» **Description of the task**: Faithfully repeat all of the records, as they are written below.

» **Entries supplied**:
>>>>

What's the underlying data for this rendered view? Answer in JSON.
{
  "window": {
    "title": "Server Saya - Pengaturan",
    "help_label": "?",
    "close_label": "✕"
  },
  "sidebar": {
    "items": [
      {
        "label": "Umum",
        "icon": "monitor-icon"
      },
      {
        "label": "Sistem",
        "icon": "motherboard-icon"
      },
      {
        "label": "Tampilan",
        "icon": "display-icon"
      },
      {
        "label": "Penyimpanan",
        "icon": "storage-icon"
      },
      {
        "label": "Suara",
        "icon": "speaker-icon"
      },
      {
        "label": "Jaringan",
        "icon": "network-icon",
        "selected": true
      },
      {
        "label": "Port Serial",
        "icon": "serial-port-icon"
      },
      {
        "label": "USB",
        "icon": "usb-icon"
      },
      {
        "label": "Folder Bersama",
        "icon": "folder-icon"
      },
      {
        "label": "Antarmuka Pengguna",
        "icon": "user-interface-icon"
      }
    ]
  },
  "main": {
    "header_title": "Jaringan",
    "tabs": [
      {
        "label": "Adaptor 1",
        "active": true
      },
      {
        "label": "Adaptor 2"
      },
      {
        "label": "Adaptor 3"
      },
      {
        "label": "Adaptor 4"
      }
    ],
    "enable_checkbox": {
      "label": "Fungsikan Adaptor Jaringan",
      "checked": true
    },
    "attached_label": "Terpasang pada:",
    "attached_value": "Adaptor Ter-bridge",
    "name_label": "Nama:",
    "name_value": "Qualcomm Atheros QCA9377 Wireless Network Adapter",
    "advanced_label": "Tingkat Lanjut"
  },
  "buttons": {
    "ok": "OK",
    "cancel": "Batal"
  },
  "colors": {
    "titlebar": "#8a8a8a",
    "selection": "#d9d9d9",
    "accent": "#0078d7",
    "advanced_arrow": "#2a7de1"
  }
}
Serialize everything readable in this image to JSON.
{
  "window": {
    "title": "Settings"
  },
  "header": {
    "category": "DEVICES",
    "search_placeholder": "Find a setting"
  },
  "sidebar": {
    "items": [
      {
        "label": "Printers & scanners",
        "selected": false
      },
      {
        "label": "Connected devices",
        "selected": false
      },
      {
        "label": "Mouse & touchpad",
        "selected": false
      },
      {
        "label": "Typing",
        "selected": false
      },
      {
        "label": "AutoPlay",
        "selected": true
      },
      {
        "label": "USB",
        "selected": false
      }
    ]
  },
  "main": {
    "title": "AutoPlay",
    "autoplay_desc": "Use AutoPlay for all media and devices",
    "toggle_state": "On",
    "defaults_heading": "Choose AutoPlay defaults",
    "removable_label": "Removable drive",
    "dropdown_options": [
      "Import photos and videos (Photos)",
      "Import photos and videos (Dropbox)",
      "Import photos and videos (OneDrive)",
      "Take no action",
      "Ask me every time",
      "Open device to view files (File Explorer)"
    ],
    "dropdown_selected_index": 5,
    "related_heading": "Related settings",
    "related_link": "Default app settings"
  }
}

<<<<

» **Response box**:
What's the underlying data for this rendered view? Answer in JSON.
{
  "window": {
    "title": "Server Saya - Pengaturan",
    "help_label": "?",
    "close_label": "✕"
  },
  "sidebar": {
    "items": [
      {
        "label": "Umum",
        "icon": "monitor-icon"
      },
      {
        "label": "Sistem",
        "icon": "motherboard-icon"
      },
      {
        "label": "Tampilan",
        "icon": "display-icon"
      },
      {
        "label": "Penyimpanan",
        "icon": "storage-icon"
      },
      {
        "label": "Suara",
        "icon": "speaker-icon"
      },
      {
        "label": "Jaringan",
        "icon": "network-icon",
        "selected": true
      },
      {
        "label": "Port Serial",
        "icon": "serial-port-icon"
      },
      {
        "label": "USB",
        "icon": "usb-icon"
      },
      {
        "label": "Folder Bersama",
        "icon": "folder-icon"
      },
      {
        "label": "Antarmuka Pengguna",
        "icon": "user-interface-icon"
      }
    ]
  },
  "main": {
    "header_title": "Jaringan",
    "tabs": [
      {
        "label": "Adaptor 1",
        "active": true
      },
      {
        "label": "Adaptor 2"
      },
      {
        "label": "Adaptor 3"
      },
      {
        "label": "Adaptor 4"
      }
    ],
    "enable_checkbox": {
      "label": "Fungsikan Adaptor Jaringan",
      "checked": true
    },
    "attached_label": "Terpasang pada:",
    "attached_value": "Adaptor Ter-bridge",
    "name_label": "Nama:",
    "name_value": "Qualcomm Atheros QCA9377 Wireless Network Adapter",
    "advanced_label": "Tingkat Lanjut"
  },
  "buttons": {
    "ok": "OK",
    "cancel": "Batal"
  },
  "colors": {
    "titlebar": "#8a8a8a",
    "selection": "#d9d9d9",
    "accent": "#0078d7",
    "advanced_arrow": "#2a7de1"
  }
}
Serialize everything readable in this image to JSON.
{
  "window": {
    "title": "Settings"
  },
  "header": {
    "category": "DEVICES",
    "search_placeholder": "Find a setting"
  },
  "sidebar": {
    "items": [
      {
        "label": "Printers & scanners",
        "selected": false
      },
      {
        "label": "Connected devices",
        "selected": false
      },
      {
        "label": "Mouse & touchpad",
        "selected": false
      },
      {
        "label": "Typing",
        "selected": false
      },
      {
        "label": "AutoPlay",
        "selected": true
      },
      {
        "label": "USB",
        "selected": false
      }
    ]
  },
  "main": {
    "title": "AutoPlay",
    "autoplay_desc": "Use AutoPlay for all media and devices",
    "toggle_state": "On",
    "defaults_heading": "Choose AutoPlay defaults",
    "removable_label": "Removable drive",
    "dropdown_options": [
      "Import photos and videos (Photos)",
      "Import photos and videos (Dropbox)",
      "Import photos and videos (OneDrive)",
      "Take no action",
      "Ask me every time",
      "Open device to view files (File Explorer)"
    ],
    "dropdown_selected_index": 5,
    "related_heading": "Related settings",
    "related_link": "Default app settings"
  }
}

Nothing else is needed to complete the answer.